Visit the links below to read the op-eds in full.
The Bradley Manning decision
The question is not whether people like Snowden and Manning are heroes or criminals. Leakers can be both at the same time. They should expect justice, and they should receive it. What they should not expect is a free pass. Lawbreaking in the pursuit of greater justice is sometimes necessary in a democracy. But as those who committed civil disobedience in pursuit of racial justice and other causes would tell you, it always comes at a price.
When he entered his guilty plea, Private Manning said he was trying to shed light on the “day-to-day reality” of American war efforts. He hoped the information “could spark a debate about foreign policy in relation to Iraq and Afghanistan.” These are not the words of a man intent on bringing down the government.
Big fat Greek bailout
Few policy makers have been willing to acknowledge that reality in public because doing so would be an admission of failure and require them to change their approach, which they have already done once before. But on Wednesday, a member of the I.M.F.’s board who represents Brazil and 10 other countries broke that silence by issuing an unusual and refreshingly candid statement. … It’s common for members of the I.M.F.’s board, which has 24 directors, to disagree with each other and the staff of the organization. But these differences are rarely aired in public, which is what makes Mr. Batista’s statement so important
The IMF also says Greece’s longer-term debt targets can’t be met without further writedowns on some of that debt, which these columns have long endorsed as the only moral way out of the country’s bailout hell.
Yet in pushing the European Union and the European Central Bank to forgive some of what Greece’s government owes them, the IMF is making a very different kind of case. The IMF wants Athens to stiff Brussels and Frankfurt so that Athens can fully pay back . . . the IMF.
Those who regard Snowden as a heroic whistle-blower hope that the administration will now abandon its attempt to prosecute him, but that is neither likely nor desirable. We believe the administration is right to try to bring Snowden to justice, even as we acknowledge that the service he performed in exposing the breathtaking scope of U.S. electronic surveillance may entitle him to leniency.
As Edward Snowden inches towardasylum in Russia, one fact is becoming clear: He is a modern dayBenedict Arnold. Born and raised in America, both men held positions meant to bolster U.S. national security. However, disillusioned with the political system, they came to seeAmerica’s adversaries as their salvation. Seeking out positions of trust, they collected sensitive intelligence, which they then divulged. Bothfled to hostile nations as the U.S. government hunted them.
Although fairness and loyalty are both basic moral values, some people prioritize one over the other. Studies show that American liberals tend to focus more on fairness, while American conservatives tend to focus more on loyalty, which may help explain differing responses to Mr. Snowden.
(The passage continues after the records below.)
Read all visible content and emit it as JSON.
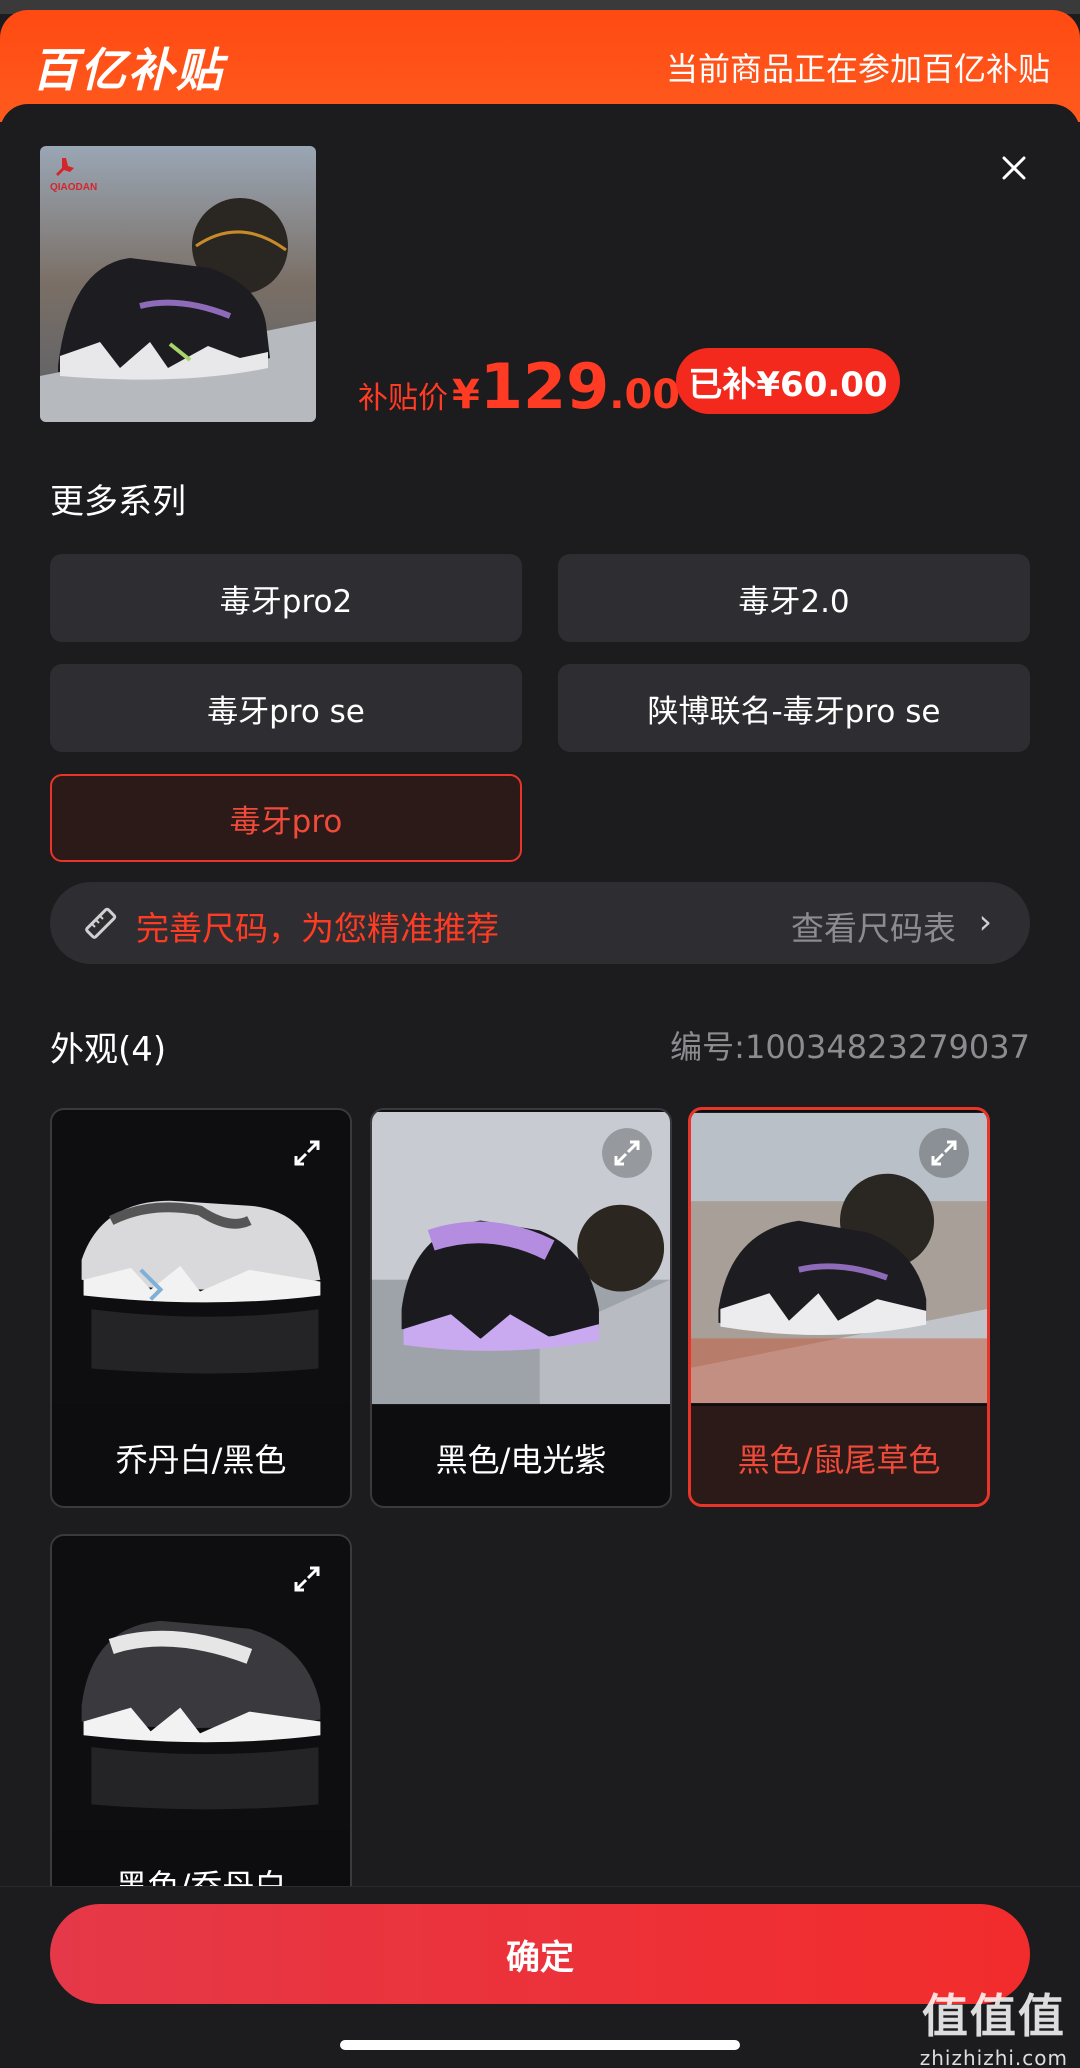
{
  "banner": {
    "brand": "百亿补贴",
    "notice": "当前商品正在参加百亿补贴"
  },
  "product": {
    "price_label": "补贴价",
    "currency": "¥",
    "price_int": "129",
    "price_dec": ".00",
    "saved_label": "已补¥60.00",
    "image_icon": "sneaker-photo",
    "logo_text": "QIAODAN"
  },
  "series": {
    "title": "更多系列",
    "items": [
      {
        "label": "毒牙pro2",
        "selected": false
      },
      {
        "label": "毒牙2.0",
        "selected": false
      },
      {
        "label": "毒牙pro se",
        "selected": false
      },
      {
        "label": "陕博联名-毒牙pro se",
        "selected": false
      },
      {
        "label": "毒牙pro",
        "selected": true
      }
    ]
  },
  "size_bar": {
    "tip": "完善尺码，为您精准推荐",
    "chart_link": "查看尺码表",
    "chevron": "›"
  },
  "appearance": {
    "title": "外观(4)",
    "id_label": "编号:10034823279037",
    "items": [
      {
        "name": "乔丹白/黑色",
        "selected": false
      },
      {
        "name": "黑色/电光紫",
        "selected": false
      },
      {
        "name": "黑色/鼠尾草色",
        "selected": true
      },
      {
        "name": "黑色/乔丹白",
        "selected": false
      }
    ]
  },
  "footer": {
    "confirm_label": "确定"
  },
  "watermark": {
    "big": "值值值",
    "small": "zhizhizhi.com"
  },
  "colors": {
    "accent": "#ff3b24",
    "banner": "#ff4a12",
    "background": "#1c1b1e",
    "button_bg": "#2e2d31"
  }
}
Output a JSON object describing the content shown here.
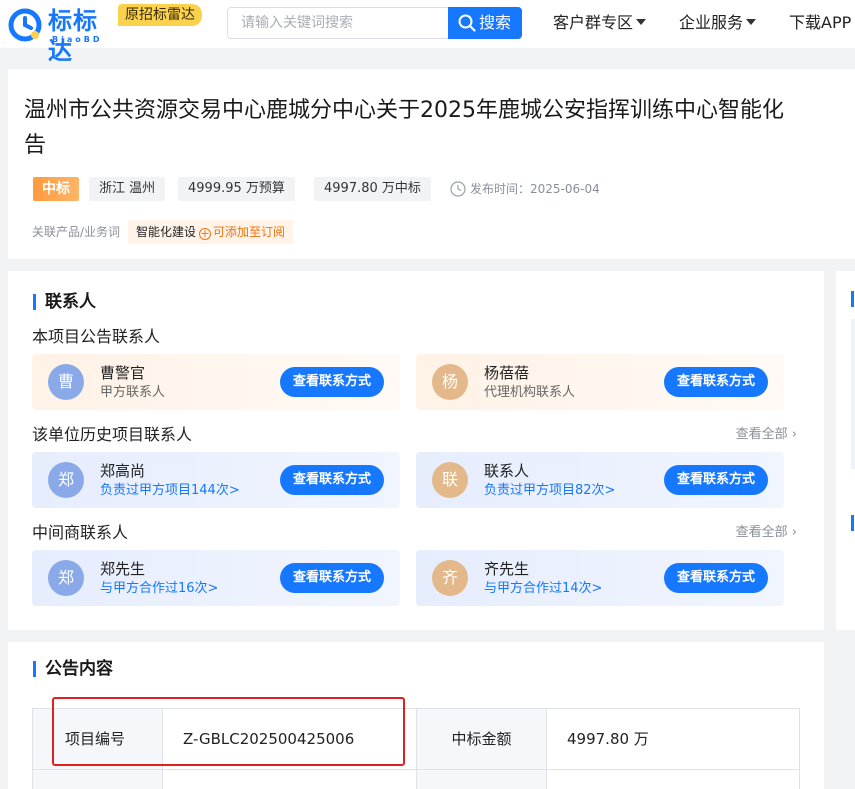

To some he was defending the rights of all Americans; to others he was a traitor to his country.
Whale of a story
The public’s ability to view these creatures in SeaWorld-type attractions has probably contributed to our collective awe and appreciation, but that doesn’t make it right. Marine parks are not aquariums that exist to rescue and study animals in humane environments and to educate the public. They are high-profit water circuses, Cirque du Soleils in which the highly trained performers are intelligent ocean predators that have been forced into unnatural lives.